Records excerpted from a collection
——
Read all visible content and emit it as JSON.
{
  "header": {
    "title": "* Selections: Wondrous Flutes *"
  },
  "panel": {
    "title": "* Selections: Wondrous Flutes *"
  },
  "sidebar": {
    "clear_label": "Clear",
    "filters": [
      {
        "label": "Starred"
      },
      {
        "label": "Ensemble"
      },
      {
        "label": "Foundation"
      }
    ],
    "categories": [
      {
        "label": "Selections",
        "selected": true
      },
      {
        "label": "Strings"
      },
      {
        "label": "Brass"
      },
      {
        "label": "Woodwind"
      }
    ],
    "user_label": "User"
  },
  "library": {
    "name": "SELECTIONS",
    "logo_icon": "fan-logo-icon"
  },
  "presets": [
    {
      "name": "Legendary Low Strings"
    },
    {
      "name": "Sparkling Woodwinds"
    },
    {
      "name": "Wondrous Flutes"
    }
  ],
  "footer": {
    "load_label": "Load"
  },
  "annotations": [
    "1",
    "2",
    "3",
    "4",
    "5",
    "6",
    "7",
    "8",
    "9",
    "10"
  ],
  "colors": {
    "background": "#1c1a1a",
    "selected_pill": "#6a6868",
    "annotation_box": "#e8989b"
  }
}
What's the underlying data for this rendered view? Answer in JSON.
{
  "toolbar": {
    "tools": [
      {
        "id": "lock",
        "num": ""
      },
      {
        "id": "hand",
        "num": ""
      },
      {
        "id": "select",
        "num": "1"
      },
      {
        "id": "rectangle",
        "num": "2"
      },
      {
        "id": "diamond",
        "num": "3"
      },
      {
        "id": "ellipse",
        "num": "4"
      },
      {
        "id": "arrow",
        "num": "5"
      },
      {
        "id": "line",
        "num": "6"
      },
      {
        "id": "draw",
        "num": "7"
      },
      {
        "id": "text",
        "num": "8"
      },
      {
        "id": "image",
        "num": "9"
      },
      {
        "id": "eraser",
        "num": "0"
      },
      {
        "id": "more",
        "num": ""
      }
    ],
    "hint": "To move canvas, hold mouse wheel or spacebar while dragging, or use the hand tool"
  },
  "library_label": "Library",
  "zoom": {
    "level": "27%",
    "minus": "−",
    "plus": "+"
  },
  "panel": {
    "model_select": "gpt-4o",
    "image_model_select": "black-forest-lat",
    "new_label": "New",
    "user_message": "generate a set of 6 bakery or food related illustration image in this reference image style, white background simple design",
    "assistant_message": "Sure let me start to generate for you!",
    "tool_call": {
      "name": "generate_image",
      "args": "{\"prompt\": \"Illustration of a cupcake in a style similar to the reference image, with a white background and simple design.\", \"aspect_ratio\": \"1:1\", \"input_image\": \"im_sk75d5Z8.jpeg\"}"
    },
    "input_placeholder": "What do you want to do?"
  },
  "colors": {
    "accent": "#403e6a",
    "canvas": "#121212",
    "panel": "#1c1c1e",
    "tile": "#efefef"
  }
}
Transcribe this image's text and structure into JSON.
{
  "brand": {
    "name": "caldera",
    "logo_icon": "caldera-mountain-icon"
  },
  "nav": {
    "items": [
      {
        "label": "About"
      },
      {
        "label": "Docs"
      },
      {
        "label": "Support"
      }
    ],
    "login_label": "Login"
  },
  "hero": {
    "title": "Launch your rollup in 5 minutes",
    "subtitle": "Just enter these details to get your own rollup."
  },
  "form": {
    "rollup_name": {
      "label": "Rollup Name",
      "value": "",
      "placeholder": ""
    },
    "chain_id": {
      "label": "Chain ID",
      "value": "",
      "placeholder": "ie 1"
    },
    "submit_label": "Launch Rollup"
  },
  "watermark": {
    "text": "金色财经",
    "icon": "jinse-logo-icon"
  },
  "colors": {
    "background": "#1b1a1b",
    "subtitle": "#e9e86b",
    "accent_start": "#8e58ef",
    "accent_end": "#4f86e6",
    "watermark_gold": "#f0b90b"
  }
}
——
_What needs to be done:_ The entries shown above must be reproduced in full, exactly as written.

_Solution:_
Read all visible content and emit it as JSON.
{
  "header": {
    "title": "* Selections: Wondrous Flutes *"
  },
  "panel": {
    "title": "* Selections: Wondrous Flutes *"
  },
  "sidebar": {
    "clear_label": "Clear",
    "filters": [
      {
        "label": "Starred"
      },
      {
        "label": "Ensemble"
      },
      {
        "label": "Foundation"
      }
    ],
    "categories": [
      {
        "label": "Selections",
        "selected": true
      },
      {
        "label": "Strings"
      },
      {
        "label": "Brass"
      },
      {
        "label": "Woodwind"
      }
    ],
    "user_label": "User"
  },
  "library": {
    "name": "SELECTIONS",
    "logo_icon": "fan-logo-icon"
  },
  "presets": [
    {
      "name": "Legendary Low Strings"
    },
    {
      "name": "Sparkling Woodwinds"
    },
    {
      "name": "Wondrous Flutes"
    }
  ],
  "footer": {
    "load_label": "Load"
  },
  "annotations": [
    "1",
    "2",
    "3",
    "4",
    "5",
    "6",
    "7",
    "8",
    "9",
    "10"
  ],
  "colors": {
    "background": "#1c1a1a",
    "selected_pill": "#6a6868",
    "annotation_box": "#e8989b"
  }
}
What's the underlying data for this rendered view? Answer in JSON.
{
  "toolbar": {
    "tools": [
      {
        "id": "lock",
        "num": ""
      },
      {
        "id": "hand",
        "num": ""
      },
      {
        "id": "select",
        "num": "1"
      },
      {
        "id": "rectangle",
        "num": "2"
      },
      {
        "id": "diamond",
        "num": "3"
      },
      {
        "id": "ellipse",
        "num": "4"
      },
      {
        "id": "arrow",
        "num": "5"
      },
      {
        "id": "line",
        "num": "6"
      },
      {
        "id": "draw",
        "num": "7"
      },
      {
        "id": "text",
        "num": "8"
      },
      {
        "id": "image",
        "num": "9"
      },
      {
        "id": "eraser",
        "num": "0"
      },
      {
        "id": "more",
        "num": ""
      }
    ],
    "hint": "To move canvas, hold mouse wheel or spacebar while dragging, or use the hand tool"
  },
  "library_label": "Library",
  "zoom": {
    "level": "27%",
    "minus": "−",
    "plus": "+"
  },
  "panel": {
    "model_select": "gpt-4o",
    "image_model_select": "black-forest-lat",
    "new_label": "New",
    "user_message": "generate a set of 6 bakery or food related illustration image in this reference image style, white background simple design",
    "assistant_message": "Sure let me start to generate for you!",
    "tool_call": {
      "name": "generate_image",
      "args": "{\"prompt\": \"Illustration of a cupcake in a style similar to the reference image, with a white background and simple design.\", \"aspect_ratio\": \"1:1\", \"input_image\": \"im_sk75d5Z8.jpeg\"}"
    },
    "input_placeholder": "What do you want to do?"
  },
  "colors": {
    "accent": "#403e6a",
    "canvas": "#121212",
    "panel": "#1c1c1e",
    "tile": "#efefef"
  }
}
Transcribe this image's text and structure into JSON.
{
  "brand": {
    "name": "caldera",
    "logo_icon": "caldera-mountain-icon"
  },
  "nav": {
    "items": [
      {
        "label": "About"
      },
      {
        "label": "Docs"
      },
      {
        "label": "Support"
      }
    ],
    "login_label": "Login"
  },
  "hero": {
    "title": "Launch your rollup in 5 minutes",
    "subtitle": "Just enter these details to get your own rollup."
  },
  "form": {
    "rollup_name": {
      "label": "Rollup Name",
      "value": "",
      "placeholder": ""
    },
    "chain_id": {
      "label": "Chain ID",
      "value": "",
      "placeholder": "ie 1"
    },
    "submit_label": "Launch Rollup"
  },
  "watermark": {
    "text": "金色财经",
    "icon": "jinse-logo-icon"
  },
  "colors": {
    "background": "#1b1a1b",
    "subtitle": "#e9e86b",
    "accent_start": "#8e58ef",
    "accent_end": "#4f86e6",
    "watermark_gold": "#f0b90b"
  }
}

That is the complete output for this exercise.